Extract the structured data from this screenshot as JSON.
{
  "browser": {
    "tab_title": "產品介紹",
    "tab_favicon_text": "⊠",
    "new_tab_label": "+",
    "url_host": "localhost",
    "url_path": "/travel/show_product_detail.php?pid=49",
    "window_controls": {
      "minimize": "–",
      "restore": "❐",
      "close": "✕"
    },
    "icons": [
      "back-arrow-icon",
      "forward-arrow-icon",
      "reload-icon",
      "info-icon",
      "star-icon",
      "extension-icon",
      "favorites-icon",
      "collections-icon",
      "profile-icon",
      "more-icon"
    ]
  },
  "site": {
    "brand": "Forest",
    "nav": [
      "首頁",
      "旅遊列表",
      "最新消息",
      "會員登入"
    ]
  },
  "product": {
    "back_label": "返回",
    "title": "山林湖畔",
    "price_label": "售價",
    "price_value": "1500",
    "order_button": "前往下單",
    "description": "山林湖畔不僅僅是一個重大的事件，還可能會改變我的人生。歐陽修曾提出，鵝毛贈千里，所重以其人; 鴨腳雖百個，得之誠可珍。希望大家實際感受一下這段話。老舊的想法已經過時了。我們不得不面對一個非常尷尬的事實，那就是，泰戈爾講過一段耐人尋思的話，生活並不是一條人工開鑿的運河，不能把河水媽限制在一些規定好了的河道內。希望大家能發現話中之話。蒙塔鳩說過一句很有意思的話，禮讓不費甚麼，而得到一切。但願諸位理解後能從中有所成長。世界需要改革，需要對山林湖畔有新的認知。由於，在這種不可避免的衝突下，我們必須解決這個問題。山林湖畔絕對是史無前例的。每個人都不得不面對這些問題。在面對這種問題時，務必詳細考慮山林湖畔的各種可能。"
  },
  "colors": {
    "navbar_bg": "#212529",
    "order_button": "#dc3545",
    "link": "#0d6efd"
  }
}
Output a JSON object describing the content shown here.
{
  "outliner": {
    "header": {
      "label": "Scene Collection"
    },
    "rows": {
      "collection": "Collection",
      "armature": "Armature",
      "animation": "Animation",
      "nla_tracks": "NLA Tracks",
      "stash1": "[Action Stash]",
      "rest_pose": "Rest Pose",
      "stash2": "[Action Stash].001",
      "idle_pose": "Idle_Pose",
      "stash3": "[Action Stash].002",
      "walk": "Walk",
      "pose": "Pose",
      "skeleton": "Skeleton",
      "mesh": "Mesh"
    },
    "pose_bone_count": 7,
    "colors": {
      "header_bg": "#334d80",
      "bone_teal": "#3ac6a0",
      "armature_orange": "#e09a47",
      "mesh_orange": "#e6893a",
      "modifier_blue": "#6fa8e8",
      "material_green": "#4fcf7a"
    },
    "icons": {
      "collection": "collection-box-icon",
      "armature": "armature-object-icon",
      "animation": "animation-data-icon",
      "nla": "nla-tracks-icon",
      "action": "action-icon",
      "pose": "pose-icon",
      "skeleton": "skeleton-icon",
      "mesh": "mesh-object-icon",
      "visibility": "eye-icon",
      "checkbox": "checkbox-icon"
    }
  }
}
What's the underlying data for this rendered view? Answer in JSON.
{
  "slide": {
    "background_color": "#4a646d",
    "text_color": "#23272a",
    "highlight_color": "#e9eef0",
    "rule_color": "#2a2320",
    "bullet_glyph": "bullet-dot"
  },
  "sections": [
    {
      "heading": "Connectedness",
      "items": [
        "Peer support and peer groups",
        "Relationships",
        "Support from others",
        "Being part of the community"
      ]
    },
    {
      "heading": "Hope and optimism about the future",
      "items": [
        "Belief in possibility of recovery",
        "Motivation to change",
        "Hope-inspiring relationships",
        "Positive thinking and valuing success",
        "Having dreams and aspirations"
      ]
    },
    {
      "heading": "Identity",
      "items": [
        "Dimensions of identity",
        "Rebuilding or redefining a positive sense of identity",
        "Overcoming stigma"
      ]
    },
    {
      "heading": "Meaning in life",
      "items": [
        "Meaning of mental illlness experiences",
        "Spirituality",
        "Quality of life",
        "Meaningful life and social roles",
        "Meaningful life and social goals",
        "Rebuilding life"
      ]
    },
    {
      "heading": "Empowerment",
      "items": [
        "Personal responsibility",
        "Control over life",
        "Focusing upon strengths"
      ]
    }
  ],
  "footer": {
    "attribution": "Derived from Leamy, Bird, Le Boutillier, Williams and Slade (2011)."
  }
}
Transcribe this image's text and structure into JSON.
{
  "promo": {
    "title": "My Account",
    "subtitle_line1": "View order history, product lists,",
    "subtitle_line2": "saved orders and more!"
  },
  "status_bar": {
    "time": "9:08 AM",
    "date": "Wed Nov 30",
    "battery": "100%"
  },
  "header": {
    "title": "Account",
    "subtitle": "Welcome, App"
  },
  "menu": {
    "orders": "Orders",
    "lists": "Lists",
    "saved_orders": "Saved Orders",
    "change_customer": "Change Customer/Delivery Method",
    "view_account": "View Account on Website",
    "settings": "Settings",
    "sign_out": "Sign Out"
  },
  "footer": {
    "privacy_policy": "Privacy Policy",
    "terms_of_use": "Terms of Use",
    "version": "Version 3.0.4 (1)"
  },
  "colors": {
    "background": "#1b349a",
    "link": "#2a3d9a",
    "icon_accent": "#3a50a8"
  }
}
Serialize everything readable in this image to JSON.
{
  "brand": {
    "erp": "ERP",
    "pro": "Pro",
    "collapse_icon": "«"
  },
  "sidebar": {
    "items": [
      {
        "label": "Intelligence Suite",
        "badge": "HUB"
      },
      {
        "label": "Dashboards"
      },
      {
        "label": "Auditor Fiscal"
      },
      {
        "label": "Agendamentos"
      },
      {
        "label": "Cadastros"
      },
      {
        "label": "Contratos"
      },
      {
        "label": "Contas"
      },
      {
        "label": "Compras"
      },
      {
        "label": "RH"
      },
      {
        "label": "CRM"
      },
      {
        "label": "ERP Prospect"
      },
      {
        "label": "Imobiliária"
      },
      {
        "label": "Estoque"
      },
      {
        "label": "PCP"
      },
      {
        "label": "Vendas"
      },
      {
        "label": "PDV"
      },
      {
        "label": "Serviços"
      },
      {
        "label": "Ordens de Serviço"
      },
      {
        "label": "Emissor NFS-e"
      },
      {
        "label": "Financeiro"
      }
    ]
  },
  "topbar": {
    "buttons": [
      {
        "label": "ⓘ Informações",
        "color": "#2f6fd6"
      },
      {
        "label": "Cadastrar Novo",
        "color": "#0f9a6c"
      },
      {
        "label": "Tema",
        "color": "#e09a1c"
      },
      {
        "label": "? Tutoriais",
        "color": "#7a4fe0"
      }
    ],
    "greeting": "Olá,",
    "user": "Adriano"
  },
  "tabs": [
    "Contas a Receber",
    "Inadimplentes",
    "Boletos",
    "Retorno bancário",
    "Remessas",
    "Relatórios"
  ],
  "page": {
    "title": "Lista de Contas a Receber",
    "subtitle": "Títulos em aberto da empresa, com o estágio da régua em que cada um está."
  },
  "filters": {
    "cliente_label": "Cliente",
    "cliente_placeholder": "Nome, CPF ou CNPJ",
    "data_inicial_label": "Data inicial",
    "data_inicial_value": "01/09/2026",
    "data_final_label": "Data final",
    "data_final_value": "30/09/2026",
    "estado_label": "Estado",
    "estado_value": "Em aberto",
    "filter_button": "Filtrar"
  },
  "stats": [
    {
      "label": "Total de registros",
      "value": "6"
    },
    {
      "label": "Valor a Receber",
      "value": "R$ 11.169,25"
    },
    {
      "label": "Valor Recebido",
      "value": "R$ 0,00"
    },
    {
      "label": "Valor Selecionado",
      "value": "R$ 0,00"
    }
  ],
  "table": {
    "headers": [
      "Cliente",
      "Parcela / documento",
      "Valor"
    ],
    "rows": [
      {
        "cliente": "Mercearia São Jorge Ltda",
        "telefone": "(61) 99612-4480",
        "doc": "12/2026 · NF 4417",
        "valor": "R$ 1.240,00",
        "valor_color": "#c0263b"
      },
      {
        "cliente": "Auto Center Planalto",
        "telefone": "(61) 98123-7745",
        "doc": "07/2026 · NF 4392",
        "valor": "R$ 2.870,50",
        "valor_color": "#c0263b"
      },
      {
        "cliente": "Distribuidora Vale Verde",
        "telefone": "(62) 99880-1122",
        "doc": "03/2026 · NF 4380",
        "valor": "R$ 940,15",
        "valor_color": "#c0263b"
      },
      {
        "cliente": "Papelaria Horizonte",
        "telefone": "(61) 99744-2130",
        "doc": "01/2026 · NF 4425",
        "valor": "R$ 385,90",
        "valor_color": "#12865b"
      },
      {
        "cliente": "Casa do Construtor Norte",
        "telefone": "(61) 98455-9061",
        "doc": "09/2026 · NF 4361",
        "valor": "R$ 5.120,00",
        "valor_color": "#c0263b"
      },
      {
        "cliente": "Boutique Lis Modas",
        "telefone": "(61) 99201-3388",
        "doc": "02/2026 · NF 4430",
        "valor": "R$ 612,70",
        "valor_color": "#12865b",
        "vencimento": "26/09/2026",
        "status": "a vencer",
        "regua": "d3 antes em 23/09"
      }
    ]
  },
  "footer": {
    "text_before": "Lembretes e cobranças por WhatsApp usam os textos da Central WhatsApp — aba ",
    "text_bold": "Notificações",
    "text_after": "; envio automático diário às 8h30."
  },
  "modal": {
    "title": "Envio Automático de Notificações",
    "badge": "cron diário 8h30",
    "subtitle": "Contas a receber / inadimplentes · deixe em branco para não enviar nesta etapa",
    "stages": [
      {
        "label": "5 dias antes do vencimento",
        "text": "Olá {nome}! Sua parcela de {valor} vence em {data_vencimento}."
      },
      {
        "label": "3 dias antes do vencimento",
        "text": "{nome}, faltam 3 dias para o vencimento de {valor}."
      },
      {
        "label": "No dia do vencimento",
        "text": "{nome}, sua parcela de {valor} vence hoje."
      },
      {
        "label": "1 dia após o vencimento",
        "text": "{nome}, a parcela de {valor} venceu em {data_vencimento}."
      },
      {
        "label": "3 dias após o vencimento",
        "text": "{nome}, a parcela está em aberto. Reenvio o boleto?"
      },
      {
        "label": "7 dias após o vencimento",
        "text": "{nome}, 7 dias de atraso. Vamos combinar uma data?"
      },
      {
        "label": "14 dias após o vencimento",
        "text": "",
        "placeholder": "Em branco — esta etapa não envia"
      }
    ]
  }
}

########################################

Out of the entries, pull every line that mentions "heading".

      "heading": "Connectedness",
      "heading": "Hope and optimism about the future",
      "heading": "Identity",
      "heading": "Meaning in life",
      "heading": "Empowerment",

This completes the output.